Acknowledging its members’ concerns, the Vietnam Association of Road Systems Investors (VARSI) has sent a document to the Vietnam Chamber of Commerce and Industry requesting the Government to support businesses building traffic works affected by the pandemic.
In the document, Trần Chung, chairman of VARSI, said that amid the pandemic, traffic construction enterprises had been in distress, as their projects risked failing to meet financial plans.
For traffic projects under construction, Chung said that as the pandemic had resulted in lockdown or restricted movements in many places nationwide, construction contractors were not able to send personnel, machinery, equipment and materials to construction sites, affecting progress.

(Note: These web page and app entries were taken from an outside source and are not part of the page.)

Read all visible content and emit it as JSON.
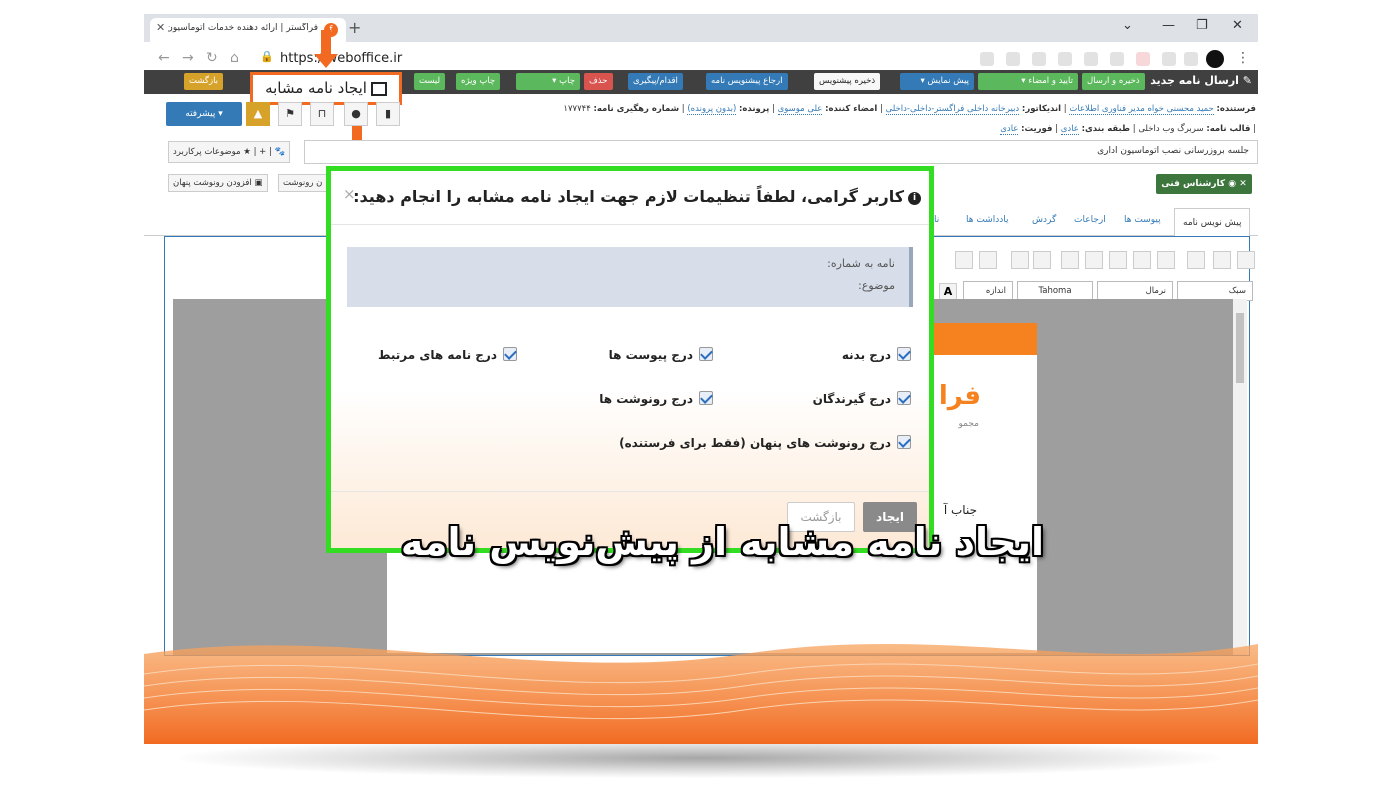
{
  "browser": {
    "tab_title": "فراگستر | ارائه دهنده خدمات اتوماسیون اد...",
    "favicon": "f",
    "url": "https://weboffice.ir"
  },
  "toolbar": {
    "title": "ارسال نامه جدید",
    "buttons": [
      "ذخیره و ارسال",
      "تایید و امضاء",
      "پیش نمایش",
      "ذخیره پیشنویس",
      "ارجاع پیشنویس نامه",
      "اقدام/پیگیری",
      "حذف",
      "چاپ",
      "چاپ ویژه",
      "لیست",
      "بازگشت"
    ]
  },
  "callout": {
    "label": "ایجاد نامه مشابه"
  },
  "actions": {
    "advanced_label": "پیشرفته"
  },
  "meta": {
    "line1": {
      "sender_label": "فرستنده:",
      "sender_value": "حمید محسنی خواه مدیر فناوری اطلاعات",
      "indicator_label": "اندیکاتور:",
      "indicator_value": "دبیرخانه داخلی فراگستر-داخلی-داخلی",
      "signer_label": "امضاء کننده:",
      "signer_value": "علی موسوی",
      "file_label": "پرونده:",
      "file_value": "(بدون پرونده)",
      "tracking_label": "شماره رهگیری نامه:",
      "tracking_value": "۱۷۷۷۴۴"
    },
    "line2": {
      "template_label": "قالب نامه:",
      "template_value": "سربرگ وب داخلی",
      "class_label": "طبقه بندی:",
      "class_value": "عادی",
      "priority_label": "فوریت:",
      "priority_value": "عادی"
    }
  },
  "subject": {
    "value": "جلسه بروزرسانی نصب اتوماسیون اداری",
    "frequent_topics": "موضوعات پرکاربرد",
    "add_hidden_cc": "افزودن رونوشت پنهان",
    "add_cc": "ن رونوشت"
  },
  "expert_badge": "کارشناس فنی",
  "tabs": [
    "پیش نویس نامه",
    "پیوست ها",
    "ارجاعات",
    "گردش",
    "یادداشت ها",
    "نا"
  ],
  "editor": {
    "combos": [
      "سبک",
      "نرمال",
      "Tahoma",
      "اندازه"
    ],
    "doc_logo": "فرا",
    "doc_sub": "مجمو",
    "doc_text": "جناب آ"
  },
  "modal": {
    "title": "کاربر گرامی، لطفاً تنظیمات لازم جهت ایجاد نامه مشابه را انجام دهید:",
    "close": "×",
    "info": {
      "number_label": "نامه به شماره:",
      "subject_label": "موضوع:"
    },
    "options": {
      "body": "درج بدنه",
      "attachments": "درج پیوست ها",
      "related": "درج نامه های مرتبط",
      "recipients": "درج گیرندگان",
      "cc": "درج رونوشت ها",
      "hidden_cc": "درج رونوشت های پنهان (فقط برای فرستنده)"
    },
    "create_button": "ایجاد",
    "back_button": "بازگشت"
  },
  "caption": "ایجاد نامه مشابه از پیش‌نویس نامه",
  "colors": {
    "accent_orange": "#f26a21",
    "highlight_green": "#33dd22",
    "toolbar_dark": "#404040"
  }
}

Construction on some projects such as the Trung Lương - Mỹ Thuận highway, Cam Lâm - Vĩnh Hảo highway, and Nghi Sơn - Diễn Châu expressway had been suspended.
VARSI said that it was necessary to have guidance from ministries of Construction, Transport and Finance, and the central bank to apply force majeure clauses in BOT contracts and lending contracts signed by investors, State agencies and credit institutions.
In addition, VARSI proposed that the Government allows businesses building traffic works to defer payment of social insurance premiums for the last six months of the year, and at the same time have policies to support employees working in projects and toll stations having to temporarily stop operation.
Goods and building materials should be given priority to be transported to construction sites so that North-South expressway projects are not disrupted and will be completed on time, according to VARSI.
VARSI also proposed a reduction in corporate income tax, deferment of value added tax payment and stabilisation of raw construction materials prices.
Nghĩa said that deferment of VAT and social insurance payments would give BOT companies more funds to fulfill their debt obligations.
BOT investors needed not only a band-aid solution to deal with contemporary problems caused by the pandemic, but also long-term measures to tackle lingering obstacles, Dũng said.
It was urgent for commercial banks to amend regulations classifying debtors so that BOT investors can seek other sources of income to pay BOT project-incurred debts without changing their status quo, Dũng added.
Nghĩa has hope that the Ministry of Transport will amend the regulations of road tolls so that his company and other BOT investors will be able to solve earnings-related problems.
The road-use fee on Văn Lang Bridge was scheduled to be raised in January 2022 as stated in BOT contracts, the project’s investor stressed, saying he was hopeful that the issue would be addressed. — VNS